No one was really sure where Boney came from either. One day he and his tiny store were just suddenly there, almost magically. Small children were convinced he could talk with the fairies that lived near the mountain brooks, and some thought he was a fairy himself. He certainly looked the part. He was small and thin, with wild unruly hair, and large brown eyes that seemed to look right through whoever he talked to. His habit of playing the flute on moonlit nights added to his fairy mystique, but some skeptics said the music was really just the wind sighing in the trees.

The adults of the Great Basin may not have thought Boney was a fairy, but there was definitely something unusual about him. How, for example, did he actually make any money? Whenever he ran out of something at his store he would walk to a general store in nearby Sherman, where he purchased items at the same price he sold them in his store. If he bought candy for five cents in Sherman, he sold it for five cents at his tiny store. If he bought corn meal for fifty cents, he sold it for the same price. How did he manage to run a store if he never made a profit?

Boney also had a very friendly relationship with animals that was quite unusual. A large, tame raccoon lived in Sherman, and came running out to meet Boney whenever he came into town. Boney would speak to the racoon in strange, whistling language that no one else had ever heard, and the racoon would wait for him on the steps of the Sherman general store. When Boney was done with this shopping the racoon walked him home to his tiny store near Green Pond Mountain.

Locals knew to never buy shotgun shells from Boney's store. He didn't like hunting, and sold shotgun shells that had an almost explosive recoil, emitted huge clouds of black smoke, and echoed so loudly that they scared off any nearby game.

Boney's departure from the Great Basin was almost as mysterious as his arrival. A local man passed the store several days in a row and noticed that the door was swinging open in the wind. On the fourth day he decided to investigate. As he walked towards the store he saw Perry's body lying dead by the portulaca, holding one flower in his hand.

At least that's what he said. Other locals didn't believe it. No one else ever saw Boney's body, and the man who said he did later admitted that he had taken the Custer painting and sold it. Maybe he had said Boney was dead just so he could feel justified in taking the painting. And if Boney was dead, why could people still hear his flute music at night?

Candlewood Lake, from Pinterest.

Whether he was dead or not, he had abandoned his store. By the 1930s it had been torn down and a ski-chalet style house erected on the spot. The people who knew Perry Boney were scattered to the winds in the 1926 when a power company announced it was building a dam across the Rocky River. By 1927 the dam was complete. Water slowly filled the Great Basin, submerging the farms, lumber camps and old mills.

The Great Basin is now Candewood Lake, the deepest lake in Connecticut. Scuba divers sometimes report seeing old buildings, covered bridges, and even Model-T Fords at the bottom of it. No one has yet reported seeing a little man with wild hair playing a flute.

*****

The main sources for the Perry Boney legend are David Phillips's Legendary Connecticut (1992) and They Found A Way (1932) by Iveagh Hunt Sterry and William Garrigus.

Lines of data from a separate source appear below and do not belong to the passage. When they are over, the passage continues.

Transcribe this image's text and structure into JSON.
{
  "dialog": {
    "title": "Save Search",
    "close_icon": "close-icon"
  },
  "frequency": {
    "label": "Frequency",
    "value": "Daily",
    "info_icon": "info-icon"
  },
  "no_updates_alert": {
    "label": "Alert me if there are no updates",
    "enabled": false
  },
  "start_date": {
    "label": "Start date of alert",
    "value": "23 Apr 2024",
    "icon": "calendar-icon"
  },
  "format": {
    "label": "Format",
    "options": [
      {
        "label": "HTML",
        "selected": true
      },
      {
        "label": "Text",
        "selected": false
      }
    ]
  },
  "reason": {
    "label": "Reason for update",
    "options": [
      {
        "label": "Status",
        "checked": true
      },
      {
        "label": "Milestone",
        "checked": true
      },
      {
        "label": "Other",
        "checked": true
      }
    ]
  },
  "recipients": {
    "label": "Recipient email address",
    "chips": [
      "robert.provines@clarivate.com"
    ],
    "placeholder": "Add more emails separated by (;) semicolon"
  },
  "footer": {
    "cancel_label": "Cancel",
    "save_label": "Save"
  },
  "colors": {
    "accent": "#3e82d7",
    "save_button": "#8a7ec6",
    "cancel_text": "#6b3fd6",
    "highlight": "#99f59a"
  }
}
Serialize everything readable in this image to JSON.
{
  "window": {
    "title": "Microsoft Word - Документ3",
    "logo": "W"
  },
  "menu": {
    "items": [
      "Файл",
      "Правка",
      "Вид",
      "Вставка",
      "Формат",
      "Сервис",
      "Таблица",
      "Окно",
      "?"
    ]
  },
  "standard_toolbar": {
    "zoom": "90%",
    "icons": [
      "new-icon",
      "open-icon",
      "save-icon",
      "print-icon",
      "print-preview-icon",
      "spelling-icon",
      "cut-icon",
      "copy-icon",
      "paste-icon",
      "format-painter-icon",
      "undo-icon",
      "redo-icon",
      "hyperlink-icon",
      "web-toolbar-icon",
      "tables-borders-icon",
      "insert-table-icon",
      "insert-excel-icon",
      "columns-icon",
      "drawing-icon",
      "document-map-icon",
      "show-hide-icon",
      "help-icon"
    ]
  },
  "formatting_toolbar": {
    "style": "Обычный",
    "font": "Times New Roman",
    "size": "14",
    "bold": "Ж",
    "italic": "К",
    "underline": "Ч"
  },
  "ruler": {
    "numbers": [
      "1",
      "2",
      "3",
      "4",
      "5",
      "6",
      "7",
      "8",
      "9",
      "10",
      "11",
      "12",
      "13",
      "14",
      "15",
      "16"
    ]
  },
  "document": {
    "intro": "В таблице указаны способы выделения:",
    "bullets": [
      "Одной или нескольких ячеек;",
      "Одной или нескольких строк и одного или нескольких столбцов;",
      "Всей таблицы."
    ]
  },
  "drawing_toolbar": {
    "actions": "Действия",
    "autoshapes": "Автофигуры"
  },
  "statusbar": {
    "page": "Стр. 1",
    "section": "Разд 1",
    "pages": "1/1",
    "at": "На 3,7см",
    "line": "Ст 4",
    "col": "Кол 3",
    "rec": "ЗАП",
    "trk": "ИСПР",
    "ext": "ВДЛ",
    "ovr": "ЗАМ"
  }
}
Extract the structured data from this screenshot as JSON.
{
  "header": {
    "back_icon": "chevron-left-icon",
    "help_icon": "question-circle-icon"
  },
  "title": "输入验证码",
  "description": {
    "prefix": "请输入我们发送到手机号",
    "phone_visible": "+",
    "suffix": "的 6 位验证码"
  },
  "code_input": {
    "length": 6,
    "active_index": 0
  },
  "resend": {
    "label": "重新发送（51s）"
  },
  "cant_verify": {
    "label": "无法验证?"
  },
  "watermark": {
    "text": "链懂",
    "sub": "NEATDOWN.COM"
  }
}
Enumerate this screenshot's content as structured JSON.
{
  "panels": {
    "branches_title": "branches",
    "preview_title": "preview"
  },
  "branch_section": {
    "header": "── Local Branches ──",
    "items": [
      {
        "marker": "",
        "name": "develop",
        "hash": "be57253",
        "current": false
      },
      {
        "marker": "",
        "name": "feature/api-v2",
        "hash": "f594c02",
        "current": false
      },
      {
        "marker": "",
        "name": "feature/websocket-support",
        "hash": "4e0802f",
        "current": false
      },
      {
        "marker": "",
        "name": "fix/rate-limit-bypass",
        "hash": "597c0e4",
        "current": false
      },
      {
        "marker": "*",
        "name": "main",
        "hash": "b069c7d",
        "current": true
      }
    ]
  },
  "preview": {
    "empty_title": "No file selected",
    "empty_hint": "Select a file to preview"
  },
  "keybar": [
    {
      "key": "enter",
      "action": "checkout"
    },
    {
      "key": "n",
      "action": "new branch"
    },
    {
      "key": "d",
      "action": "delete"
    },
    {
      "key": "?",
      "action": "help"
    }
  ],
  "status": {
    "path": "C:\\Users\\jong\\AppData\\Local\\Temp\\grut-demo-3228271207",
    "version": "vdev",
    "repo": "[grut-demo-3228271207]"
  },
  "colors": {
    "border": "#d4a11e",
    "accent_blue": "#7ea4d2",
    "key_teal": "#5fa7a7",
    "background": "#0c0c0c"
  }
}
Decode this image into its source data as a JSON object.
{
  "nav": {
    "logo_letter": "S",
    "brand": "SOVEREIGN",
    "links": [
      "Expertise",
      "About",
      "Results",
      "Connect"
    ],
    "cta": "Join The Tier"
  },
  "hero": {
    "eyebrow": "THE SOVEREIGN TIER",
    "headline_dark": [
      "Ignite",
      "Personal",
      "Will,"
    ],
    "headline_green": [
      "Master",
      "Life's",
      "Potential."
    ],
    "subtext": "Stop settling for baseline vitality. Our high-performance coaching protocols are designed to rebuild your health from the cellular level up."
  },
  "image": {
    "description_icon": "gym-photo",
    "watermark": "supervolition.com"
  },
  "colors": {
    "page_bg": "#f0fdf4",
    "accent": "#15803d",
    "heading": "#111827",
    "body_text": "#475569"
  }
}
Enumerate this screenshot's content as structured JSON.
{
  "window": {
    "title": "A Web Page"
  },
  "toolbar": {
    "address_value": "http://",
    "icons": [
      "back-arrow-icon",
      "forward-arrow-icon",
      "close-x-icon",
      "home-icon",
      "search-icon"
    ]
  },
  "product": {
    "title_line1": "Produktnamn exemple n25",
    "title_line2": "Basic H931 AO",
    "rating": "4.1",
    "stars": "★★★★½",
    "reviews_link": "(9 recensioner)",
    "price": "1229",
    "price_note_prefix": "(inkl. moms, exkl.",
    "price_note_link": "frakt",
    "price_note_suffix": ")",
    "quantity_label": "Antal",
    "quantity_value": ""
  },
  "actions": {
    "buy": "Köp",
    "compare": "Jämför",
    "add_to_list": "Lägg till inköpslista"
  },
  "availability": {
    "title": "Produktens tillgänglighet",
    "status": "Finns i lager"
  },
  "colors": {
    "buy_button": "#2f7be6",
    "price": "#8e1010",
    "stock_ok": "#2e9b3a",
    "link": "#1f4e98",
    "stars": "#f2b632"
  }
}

The 1938 book Connecticut: A Guide to Its Roads, Lore and People from the Works Project Administration has directions to the site of Perry Boney's store, but I don't know if they are still valid today.

The original online reference to Perry Boney that got this all started is here

3 comments:

bairdduvessa said...

sounds like he was just a loon in the woods, but a fun one

Peter Muise said...

Isn't that the best kind? :)

Ross said...

He sounds like a wise man, not a loon.